WHAT YOU SHOULD DO ->
Print each entry verbatim.

RECORDS FOR THE TASK ->
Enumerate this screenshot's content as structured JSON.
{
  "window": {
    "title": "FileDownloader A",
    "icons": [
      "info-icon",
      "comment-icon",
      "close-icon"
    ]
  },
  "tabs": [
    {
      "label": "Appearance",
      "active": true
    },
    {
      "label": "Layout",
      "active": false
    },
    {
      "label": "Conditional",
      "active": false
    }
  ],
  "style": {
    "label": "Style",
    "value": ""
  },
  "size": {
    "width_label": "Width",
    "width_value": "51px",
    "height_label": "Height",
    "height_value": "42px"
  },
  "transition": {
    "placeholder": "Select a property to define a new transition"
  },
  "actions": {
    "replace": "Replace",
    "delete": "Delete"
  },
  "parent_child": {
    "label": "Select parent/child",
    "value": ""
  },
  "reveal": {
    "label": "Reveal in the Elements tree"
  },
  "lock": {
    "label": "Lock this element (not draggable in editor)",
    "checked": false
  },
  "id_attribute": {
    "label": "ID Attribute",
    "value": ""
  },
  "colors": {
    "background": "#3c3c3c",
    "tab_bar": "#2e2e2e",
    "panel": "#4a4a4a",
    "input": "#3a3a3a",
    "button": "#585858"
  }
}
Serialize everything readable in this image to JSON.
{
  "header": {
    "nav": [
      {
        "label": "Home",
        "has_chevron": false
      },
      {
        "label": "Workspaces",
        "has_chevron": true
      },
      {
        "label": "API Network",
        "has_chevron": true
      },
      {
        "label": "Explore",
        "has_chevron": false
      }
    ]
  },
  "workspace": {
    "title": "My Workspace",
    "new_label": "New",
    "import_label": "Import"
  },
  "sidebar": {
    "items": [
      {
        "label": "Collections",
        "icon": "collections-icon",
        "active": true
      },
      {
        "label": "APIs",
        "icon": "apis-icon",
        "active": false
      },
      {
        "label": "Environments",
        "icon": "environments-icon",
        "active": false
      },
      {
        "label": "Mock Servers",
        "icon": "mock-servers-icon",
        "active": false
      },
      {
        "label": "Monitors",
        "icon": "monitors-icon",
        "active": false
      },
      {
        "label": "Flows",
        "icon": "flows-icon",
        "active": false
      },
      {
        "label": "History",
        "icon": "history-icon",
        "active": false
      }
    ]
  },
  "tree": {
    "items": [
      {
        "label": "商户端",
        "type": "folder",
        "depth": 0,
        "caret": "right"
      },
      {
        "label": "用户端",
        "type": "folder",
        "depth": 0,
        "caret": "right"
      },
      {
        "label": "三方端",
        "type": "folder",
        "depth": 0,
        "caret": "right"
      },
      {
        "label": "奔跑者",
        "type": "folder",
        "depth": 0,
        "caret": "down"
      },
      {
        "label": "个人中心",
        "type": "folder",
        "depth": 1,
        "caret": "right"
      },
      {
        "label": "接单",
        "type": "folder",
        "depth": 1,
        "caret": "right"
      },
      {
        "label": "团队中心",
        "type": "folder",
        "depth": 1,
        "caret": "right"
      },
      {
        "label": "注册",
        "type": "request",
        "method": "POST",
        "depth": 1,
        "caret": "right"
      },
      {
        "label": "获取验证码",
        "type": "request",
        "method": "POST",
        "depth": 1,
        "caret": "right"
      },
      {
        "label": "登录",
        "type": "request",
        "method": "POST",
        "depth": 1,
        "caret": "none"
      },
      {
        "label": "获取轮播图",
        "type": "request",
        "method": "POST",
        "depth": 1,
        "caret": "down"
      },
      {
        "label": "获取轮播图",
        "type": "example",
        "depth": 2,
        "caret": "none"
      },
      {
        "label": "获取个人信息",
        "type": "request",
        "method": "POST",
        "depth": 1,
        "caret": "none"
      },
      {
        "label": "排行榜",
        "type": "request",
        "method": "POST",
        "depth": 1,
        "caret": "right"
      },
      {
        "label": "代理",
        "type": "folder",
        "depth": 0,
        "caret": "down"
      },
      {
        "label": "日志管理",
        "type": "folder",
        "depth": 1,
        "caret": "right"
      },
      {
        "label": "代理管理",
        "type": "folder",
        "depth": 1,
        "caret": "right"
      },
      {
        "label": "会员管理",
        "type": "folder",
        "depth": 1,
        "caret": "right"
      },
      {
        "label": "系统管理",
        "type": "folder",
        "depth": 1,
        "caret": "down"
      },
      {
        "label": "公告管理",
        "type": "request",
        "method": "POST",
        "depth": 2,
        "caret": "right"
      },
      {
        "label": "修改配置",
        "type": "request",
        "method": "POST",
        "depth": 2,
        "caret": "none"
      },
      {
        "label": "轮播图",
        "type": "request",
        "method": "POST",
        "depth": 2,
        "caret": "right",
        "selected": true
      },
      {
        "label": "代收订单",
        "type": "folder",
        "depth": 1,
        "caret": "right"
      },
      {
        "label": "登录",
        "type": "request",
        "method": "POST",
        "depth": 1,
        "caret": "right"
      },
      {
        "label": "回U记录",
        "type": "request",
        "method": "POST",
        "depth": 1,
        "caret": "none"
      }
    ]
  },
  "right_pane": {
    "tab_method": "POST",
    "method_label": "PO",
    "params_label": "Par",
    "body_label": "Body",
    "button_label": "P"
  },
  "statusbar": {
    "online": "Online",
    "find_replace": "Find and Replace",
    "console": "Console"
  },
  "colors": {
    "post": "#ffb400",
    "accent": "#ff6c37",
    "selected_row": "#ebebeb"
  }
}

OUTPUT ->
Enumerate this screenshot's content as structured JSON.
{
  "window": {
    "title": "FileDownloader A",
    "icons": [
      "info-icon",
      "comment-icon",
      "close-icon"
    ]
  },
  "tabs": [
    {
      "label": "Appearance",
      "active": true
    },
    {
      "label": "Layout",
      "active": false
    },
    {
      "label": "Conditional",
      "active": false
    }
  ],
  "style": {
    "label": "Style",
    "value": ""
  },
  "size": {
    "width_label": "Width",
    "width_value": "51px",
    "height_label": "Height",
    "height_value": "42px"
  },
  "transition": {
    "placeholder": "Select a property to define a new transition"
  },
  "actions": {
    "replace": "Replace",
    "delete": "Delete"
  },
  "parent_child": {
    "label": "Select parent/child",
    "value": ""
  },
  "reveal": {
    "label": "Reveal in the Elements tree"
  },
  "lock": {
    "label": "Lock this element (not draggable in editor)",
    "checked": false
  },
  "id_attribute": {
    "label": "ID Attribute",
    "value": ""
  },
  "colors": {
    "background": "#3c3c3c",
    "tab_bar": "#2e2e2e",
    "panel": "#4a4a4a",
    "input": "#3a3a3a",
    "button": "#585858"
  }
}
Serialize everything readable in this image to JSON.
{
  "header": {
    "nav": [
      {
        "label": "Home",
        "has_chevron": false
      },
      {
        "label": "Workspaces",
        "has_chevron": true
      },
      {
        "label": "API Network",
        "has_chevron": true
      },
      {
        "label": "Explore",
        "has_chevron": false
      }
    ]
  },
  "workspace": {
    "title": "My Workspace",
    "new_label": "New",
    "import_label": "Import"
  },
  "sidebar": {
    "items": [
      {
        "label": "Collections",
        "icon": "collections-icon",
        "active": true
      },
      {
        "label": "APIs",
        "icon": "apis-icon",
        "active": false
      },
      {
        "label": "Environments",
        "icon": "environments-icon",
        "active": false
      },
      {
        "label": "Mock Servers",
        "icon": "mock-servers-icon",
        "active": false
      },
      {
        "label": "Monitors",
        "icon": "monitors-icon",
        "active": false
      },
      {
        "label": "Flows",
        "icon": "flows-icon",
        "active": false
      },
      {
        "label": "History",
        "icon": "history-icon",
        "active": false
      }
    ]
  },
  "tree": {
    "items": [
      {
        "label": "商户端",
        "type": "folder",
        "depth": 0,
        "caret": "right"
      },
      {
        "label": "用户端",
        "type": "folder",
        "depth": 0,
        "caret": "right"
      },
      {
        "label": "三方端",
        "type": "folder",
        "depth": 0,
        "caret": "right"
      },
      {
        "label": "奔跑者",
        "type": "folder",
        "depth": 0,
        "caret": "down"
      },
      {
        "label": "个人中心",
        "type": "folder",
        "depth": 1,
        "caret": "right"
      },
      {
        "label": "接单",
        "type": "folder",
        "depth": 1,
        "caret": "right"
      },
      {
        "label": "团队中心",
        "type": "folder",
        "depth": 1,
        "caret": "right"
      },
      {
        "label": "注册",
        "type": "request",
        "method": "POST",
        "depth": 1,
        "caret": "right"
      },
      {
        "label": "获取验证码",
        "type": "request",
        "method": "POST",
        "depth": 1,
        "caret": "right"
      },
      {
        "label": "登录",
        "type": "request",
        "method": "POST",
        "depth": 1,
        "caret": "none"
      },
      {
        "label": "获取轮播图",
        "type": "request",
        "method": "POST",
        "depth": 1,
        "caret": "down"
      },
      {
        "label": "获取轮播图",
        "type": "example",
        "depth": 2,
        "caret": "none"
      },
      {
        "label": "获取个人信息",
        "type": "request",
        "method": "POST",
        "depth": 1,
        "caret": "none"
      },
      {
        "label": "排行榜",
        "type": "request",
        "method": "POST",
        "depth": 1,
        "caret": "right"
      },
      {
        "label": "代理",
        "type": "folder",
        "depth": 0,
        "caret": "down"
      },
      {
        "label": "日志管理",
        "type": "folder",
        "depth": 1,
        "caret": "right"
      },
      {
        "label": "代理管理",
        "type": "folder",
        "depth": 1,
        "caret": "right"
      },
      {
        "label": "会员管理",
        "type": "folder",
        "depth": 1,
        "caret": "right"
      },
      {
        "label": "系统管理",
        "type": "folder",
        "depth": 1,
        "caret": "down"
      },
      {
        "label": "公告管理",
        "type": "request",
        "method": "POST",
        "depth": 2,
        "caret": "right"
      },
      {
        "label": "修改配置",
        "type": "request",
        "method": "POST",
        "depth": 2,
        "caret": "none"
      },
      {
        "label": "轮播图",
        "type": "request",
        "method": "POST",
        "depth": 2,
        "caret": "right",
        "selected": true
      },
      {
        "label": "代收订单",
        "type": "folder",
        "depth": 1,
        "caret": "right"
      },
      {
        "label": "登录",
        "type": "request",
        "method": "POST",
        "depth": 1,
        "caret": "right"
      },
      {
        "label": "回U记录",
        "type": "request",
        "method": "POST",
        "depth": 1,
        "caret": "none"
      }
    ]
  },
  "right_pane": {
    "tab_method": "POST",
    "method_label": "PO",
    "params_label": "Par",
    "body_label": "Body",
    "button_label": "P"
  },
  "statusbar": {
    "online": "Online",
    "find_replace": "Find and Replace",
    "console": "Console"
  },
  "colors": {
    "post": "#ffb400",
    "accent": "#ff6c37",
    "selected_row": "#ebebeb"
  }
}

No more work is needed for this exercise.